Then There Were Three
Hutton House Chicken Run - Last Thursday evening, sometime between dusk and 7:30 PM, the Kimler family lost one of their four egg-laying hens.
By "lost", we don't mean that they set the chicken down somewhere and just can't remember where it is. We mean "lost", as in - a predator sneaked into the chicken run, killed a chicken and then made off with the carcass. Murder. Plain and simple.
Reporters were stunned at the news and a teary-eyed Alex tried to grasp the situation.
"One of our chickens ... is ... gone," she sobbed to the throng of reporters gathered the next morning at the Randsco campus gates.
"What took it?" reporters asked.
"We're not 100% certain," said Scott Kimler, who was standing next to Alex, putting a consoling arm around his 5-year-old daughter. "We think it was a raccoon, based on the forensic evidence."
By "forensic evidence", he meant that only feathers were left behind. Reporters, touring the chicken run, noted a light scattering of feathers, everywhere. However, there were two spots in the run, each of which had a mass of feathers.
"We think the chicken was killed either here, or here," Scott said, pointing to the two feathered spots, "then the culprit made off with its kill."
As it turns out, different predators have different "MO-s" (Methods of Operation). Not all predators will take a chicken, once they kill it. Minks and Weasels, for example, will generally chew off the head of the chicken and then drink the blood that drains out. They'll leave behind the carcass and often kill multiple birds, leaving the carcasses neatly piled. Skunks, who hunt mainly during the night, eat the entrails and leave much of the skin and muscle untouched.
"We're pretty certain, based on the evidence, that it wasn't a skunk, wolves, dogs, mink, weasels, rats or coyotes," Scott said, "which narrows it down a tad."
"Other possibilities include an owl, mountain lion, domestic cat or raccoon."
"The way the fence was pushed over, indicates that it probably wasn't an owl," Scott went on, "and while Vancouver Island has a dense mountain lion (cougar) population, sightings in our area are generally very rare. We don't think (and hope) it wasn't a mountain lion.

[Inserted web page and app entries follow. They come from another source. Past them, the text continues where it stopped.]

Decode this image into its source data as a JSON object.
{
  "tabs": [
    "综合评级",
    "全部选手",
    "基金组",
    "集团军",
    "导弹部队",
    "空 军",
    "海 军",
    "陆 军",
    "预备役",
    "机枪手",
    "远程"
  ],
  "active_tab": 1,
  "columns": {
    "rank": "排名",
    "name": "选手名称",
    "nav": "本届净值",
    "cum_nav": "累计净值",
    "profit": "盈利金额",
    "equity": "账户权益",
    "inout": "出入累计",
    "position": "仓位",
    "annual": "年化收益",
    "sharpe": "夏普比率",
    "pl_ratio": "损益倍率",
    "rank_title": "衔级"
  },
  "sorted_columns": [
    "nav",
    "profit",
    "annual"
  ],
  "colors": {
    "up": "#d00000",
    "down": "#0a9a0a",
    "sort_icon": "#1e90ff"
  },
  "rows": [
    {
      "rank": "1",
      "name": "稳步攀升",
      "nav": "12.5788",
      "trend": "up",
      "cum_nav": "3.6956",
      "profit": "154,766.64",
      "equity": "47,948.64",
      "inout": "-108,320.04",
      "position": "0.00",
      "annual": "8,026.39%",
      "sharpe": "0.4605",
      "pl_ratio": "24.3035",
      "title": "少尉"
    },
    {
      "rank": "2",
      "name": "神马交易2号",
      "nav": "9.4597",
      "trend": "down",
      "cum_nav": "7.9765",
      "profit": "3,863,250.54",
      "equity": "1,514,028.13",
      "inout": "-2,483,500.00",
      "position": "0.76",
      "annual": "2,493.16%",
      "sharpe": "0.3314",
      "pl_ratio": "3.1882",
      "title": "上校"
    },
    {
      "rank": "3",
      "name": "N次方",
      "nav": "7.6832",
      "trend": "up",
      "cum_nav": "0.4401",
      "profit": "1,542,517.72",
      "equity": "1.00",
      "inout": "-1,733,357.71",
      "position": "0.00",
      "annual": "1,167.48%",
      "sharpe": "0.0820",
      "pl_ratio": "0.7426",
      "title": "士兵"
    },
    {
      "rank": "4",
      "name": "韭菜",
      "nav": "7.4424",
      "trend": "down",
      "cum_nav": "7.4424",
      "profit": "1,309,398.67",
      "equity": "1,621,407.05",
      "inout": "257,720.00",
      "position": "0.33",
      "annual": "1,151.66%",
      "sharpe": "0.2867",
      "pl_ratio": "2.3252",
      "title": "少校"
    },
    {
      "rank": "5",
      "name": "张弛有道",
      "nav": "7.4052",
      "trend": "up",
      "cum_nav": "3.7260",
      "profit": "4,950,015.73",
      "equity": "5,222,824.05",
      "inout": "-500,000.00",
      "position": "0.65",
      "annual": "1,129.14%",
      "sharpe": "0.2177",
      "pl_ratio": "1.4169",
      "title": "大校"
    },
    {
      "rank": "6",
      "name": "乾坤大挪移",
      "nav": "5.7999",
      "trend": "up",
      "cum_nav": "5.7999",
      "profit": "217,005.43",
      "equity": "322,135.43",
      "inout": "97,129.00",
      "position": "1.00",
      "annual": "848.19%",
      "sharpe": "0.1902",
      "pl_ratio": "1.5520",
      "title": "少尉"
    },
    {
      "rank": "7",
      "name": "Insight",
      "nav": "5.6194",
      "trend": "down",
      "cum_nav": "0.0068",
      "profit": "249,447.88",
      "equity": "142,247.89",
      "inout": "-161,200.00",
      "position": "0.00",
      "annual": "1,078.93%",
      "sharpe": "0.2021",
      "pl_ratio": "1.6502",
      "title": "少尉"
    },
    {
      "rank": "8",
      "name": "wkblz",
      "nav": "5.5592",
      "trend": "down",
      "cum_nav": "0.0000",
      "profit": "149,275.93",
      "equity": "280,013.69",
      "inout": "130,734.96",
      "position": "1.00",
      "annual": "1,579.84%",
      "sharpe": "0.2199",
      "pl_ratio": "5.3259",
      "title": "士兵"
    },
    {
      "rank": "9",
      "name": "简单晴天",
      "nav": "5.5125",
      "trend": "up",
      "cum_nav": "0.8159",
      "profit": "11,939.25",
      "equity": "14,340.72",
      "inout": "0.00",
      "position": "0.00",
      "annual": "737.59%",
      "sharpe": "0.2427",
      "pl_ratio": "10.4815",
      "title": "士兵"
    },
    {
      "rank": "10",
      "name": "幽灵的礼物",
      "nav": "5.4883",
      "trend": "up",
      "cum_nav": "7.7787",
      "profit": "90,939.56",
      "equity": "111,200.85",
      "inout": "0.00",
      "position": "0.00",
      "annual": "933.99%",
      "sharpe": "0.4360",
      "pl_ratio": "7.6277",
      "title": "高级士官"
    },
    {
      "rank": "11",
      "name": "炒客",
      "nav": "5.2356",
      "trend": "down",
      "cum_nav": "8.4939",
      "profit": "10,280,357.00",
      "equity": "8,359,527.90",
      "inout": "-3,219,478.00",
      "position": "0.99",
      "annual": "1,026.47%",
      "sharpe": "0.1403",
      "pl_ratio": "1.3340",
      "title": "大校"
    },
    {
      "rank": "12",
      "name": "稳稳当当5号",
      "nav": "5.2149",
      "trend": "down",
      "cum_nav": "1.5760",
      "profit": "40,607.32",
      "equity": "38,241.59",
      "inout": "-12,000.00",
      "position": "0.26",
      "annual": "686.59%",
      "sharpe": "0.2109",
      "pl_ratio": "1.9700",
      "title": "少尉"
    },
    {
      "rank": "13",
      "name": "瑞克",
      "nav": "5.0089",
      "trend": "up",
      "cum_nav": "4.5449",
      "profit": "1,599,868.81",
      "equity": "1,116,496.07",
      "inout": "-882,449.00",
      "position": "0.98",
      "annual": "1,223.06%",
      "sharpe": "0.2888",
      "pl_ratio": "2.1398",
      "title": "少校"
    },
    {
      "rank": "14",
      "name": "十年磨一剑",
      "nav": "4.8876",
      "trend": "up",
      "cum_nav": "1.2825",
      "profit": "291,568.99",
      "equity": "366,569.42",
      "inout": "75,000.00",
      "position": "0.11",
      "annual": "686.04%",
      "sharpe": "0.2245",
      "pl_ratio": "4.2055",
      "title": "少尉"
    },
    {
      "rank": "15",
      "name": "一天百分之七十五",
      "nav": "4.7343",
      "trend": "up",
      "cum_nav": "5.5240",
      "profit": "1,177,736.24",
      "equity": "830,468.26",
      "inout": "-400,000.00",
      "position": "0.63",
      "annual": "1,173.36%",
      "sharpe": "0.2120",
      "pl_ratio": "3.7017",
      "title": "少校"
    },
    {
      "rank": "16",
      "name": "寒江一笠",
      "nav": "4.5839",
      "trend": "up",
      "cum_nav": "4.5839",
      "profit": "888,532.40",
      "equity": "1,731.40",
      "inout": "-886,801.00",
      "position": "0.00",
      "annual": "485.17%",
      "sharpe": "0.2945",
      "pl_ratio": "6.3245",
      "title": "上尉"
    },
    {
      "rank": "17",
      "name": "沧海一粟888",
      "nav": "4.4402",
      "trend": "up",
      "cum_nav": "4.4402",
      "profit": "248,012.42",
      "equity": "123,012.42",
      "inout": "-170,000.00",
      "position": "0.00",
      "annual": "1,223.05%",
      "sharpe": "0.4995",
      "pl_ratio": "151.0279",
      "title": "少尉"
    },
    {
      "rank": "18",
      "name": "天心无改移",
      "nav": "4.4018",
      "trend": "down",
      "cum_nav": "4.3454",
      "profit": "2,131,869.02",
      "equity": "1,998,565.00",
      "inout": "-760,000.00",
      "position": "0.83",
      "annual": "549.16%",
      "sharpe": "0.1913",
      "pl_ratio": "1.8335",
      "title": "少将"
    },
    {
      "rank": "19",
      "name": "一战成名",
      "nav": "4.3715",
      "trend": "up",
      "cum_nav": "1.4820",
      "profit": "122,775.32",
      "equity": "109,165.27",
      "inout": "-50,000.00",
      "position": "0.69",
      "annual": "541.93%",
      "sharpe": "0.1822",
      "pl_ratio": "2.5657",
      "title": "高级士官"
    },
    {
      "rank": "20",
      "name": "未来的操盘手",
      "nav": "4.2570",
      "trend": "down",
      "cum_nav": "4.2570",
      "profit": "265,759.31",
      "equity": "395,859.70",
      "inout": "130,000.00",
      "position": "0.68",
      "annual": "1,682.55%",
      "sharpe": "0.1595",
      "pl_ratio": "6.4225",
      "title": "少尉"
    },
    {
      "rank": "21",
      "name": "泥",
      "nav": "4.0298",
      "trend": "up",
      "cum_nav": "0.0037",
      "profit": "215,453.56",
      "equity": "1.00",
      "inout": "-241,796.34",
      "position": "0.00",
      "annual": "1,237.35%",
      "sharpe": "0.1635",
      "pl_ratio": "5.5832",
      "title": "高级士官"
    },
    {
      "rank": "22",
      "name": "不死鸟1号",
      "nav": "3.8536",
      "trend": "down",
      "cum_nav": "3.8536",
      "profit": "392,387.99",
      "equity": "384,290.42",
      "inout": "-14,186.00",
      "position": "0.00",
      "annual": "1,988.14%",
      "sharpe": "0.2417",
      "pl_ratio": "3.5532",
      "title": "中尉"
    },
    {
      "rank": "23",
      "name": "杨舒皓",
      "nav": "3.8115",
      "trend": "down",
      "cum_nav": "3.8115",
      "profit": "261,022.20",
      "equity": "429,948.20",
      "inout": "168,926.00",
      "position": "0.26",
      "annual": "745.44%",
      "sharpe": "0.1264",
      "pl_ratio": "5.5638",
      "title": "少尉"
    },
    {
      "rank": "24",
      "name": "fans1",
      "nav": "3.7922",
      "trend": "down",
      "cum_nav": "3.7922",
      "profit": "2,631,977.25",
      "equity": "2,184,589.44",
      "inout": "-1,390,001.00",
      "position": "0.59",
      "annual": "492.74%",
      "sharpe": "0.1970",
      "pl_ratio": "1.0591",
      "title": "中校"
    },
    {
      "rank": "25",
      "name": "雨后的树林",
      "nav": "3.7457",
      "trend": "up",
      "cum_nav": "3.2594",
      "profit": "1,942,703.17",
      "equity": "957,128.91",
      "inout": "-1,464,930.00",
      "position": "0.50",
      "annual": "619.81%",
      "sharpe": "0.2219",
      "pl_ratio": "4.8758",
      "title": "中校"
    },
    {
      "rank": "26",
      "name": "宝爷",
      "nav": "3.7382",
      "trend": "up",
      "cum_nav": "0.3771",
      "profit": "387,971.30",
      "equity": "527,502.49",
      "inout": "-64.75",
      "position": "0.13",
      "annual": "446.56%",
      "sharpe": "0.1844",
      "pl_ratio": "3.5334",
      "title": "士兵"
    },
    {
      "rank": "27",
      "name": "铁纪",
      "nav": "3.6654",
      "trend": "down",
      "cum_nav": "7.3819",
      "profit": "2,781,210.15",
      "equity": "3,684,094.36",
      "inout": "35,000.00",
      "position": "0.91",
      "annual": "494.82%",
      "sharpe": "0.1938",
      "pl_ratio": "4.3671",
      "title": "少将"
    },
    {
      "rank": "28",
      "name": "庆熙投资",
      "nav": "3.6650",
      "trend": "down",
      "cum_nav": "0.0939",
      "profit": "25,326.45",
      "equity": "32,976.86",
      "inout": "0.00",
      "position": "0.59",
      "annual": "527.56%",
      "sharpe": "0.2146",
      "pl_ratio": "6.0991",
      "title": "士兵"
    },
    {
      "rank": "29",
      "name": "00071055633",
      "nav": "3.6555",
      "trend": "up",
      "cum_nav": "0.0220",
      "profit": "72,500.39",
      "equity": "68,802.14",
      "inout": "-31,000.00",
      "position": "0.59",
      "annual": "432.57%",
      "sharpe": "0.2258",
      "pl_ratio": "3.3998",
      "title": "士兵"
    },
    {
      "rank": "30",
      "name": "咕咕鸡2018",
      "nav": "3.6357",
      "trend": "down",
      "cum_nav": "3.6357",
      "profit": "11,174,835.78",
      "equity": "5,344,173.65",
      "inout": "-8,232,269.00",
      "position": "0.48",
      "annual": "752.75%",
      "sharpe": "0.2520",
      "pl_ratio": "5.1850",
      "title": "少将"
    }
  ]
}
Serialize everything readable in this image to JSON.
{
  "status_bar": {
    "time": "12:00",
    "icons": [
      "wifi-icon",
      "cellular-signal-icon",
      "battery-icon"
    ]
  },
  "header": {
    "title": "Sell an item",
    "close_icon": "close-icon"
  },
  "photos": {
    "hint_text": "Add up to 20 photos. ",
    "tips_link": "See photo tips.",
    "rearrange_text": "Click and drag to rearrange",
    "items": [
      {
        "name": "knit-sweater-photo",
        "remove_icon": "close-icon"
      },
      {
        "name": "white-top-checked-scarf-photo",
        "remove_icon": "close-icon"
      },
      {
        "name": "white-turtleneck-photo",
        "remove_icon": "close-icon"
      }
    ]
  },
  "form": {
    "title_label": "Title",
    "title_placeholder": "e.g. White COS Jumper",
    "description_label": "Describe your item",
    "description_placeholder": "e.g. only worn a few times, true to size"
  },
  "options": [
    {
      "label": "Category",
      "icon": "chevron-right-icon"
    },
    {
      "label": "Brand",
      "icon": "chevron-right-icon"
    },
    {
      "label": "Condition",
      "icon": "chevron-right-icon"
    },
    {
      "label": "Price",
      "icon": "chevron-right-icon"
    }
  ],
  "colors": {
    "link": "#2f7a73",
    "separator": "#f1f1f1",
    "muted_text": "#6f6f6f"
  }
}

"As you can see, the fence has been pushed down in this area," Scott said, pointing to a rickety portion of the chicken run fence.
"We're not ruling out a domestic cat, though we know it's not ours - "Tuxedo" - as he was in the house at the time of the incident. Nope ... our money is on raccoons, who may hunt alone or in a family pack."
"When I went to put the chickens to bed the other night," said Rachel, "something in the bushes growled at me. It was very spooky."
"We think it may have been the raccoons, scouting out the area," Scott said, "Unfortunately, once they find a spot to nab chickens, they'll return on a pretty regular basis, every 5 to 7 days."
When asked what they were going to do to protect their flock from further attacks, Scott said that he'd for sure strengthen the fence and that they'd be certain to tuck the chickens into their coop, which is secure from predators, no later than dusk.
"Maybe we'll even enclose the chicken run - top and sides - with mesh, just to make certain nothing can get to "our girls".
It was a somber press conference. Sympathies went out to the missing chicken - a family favorite - and the group of reporters quietly dispersed.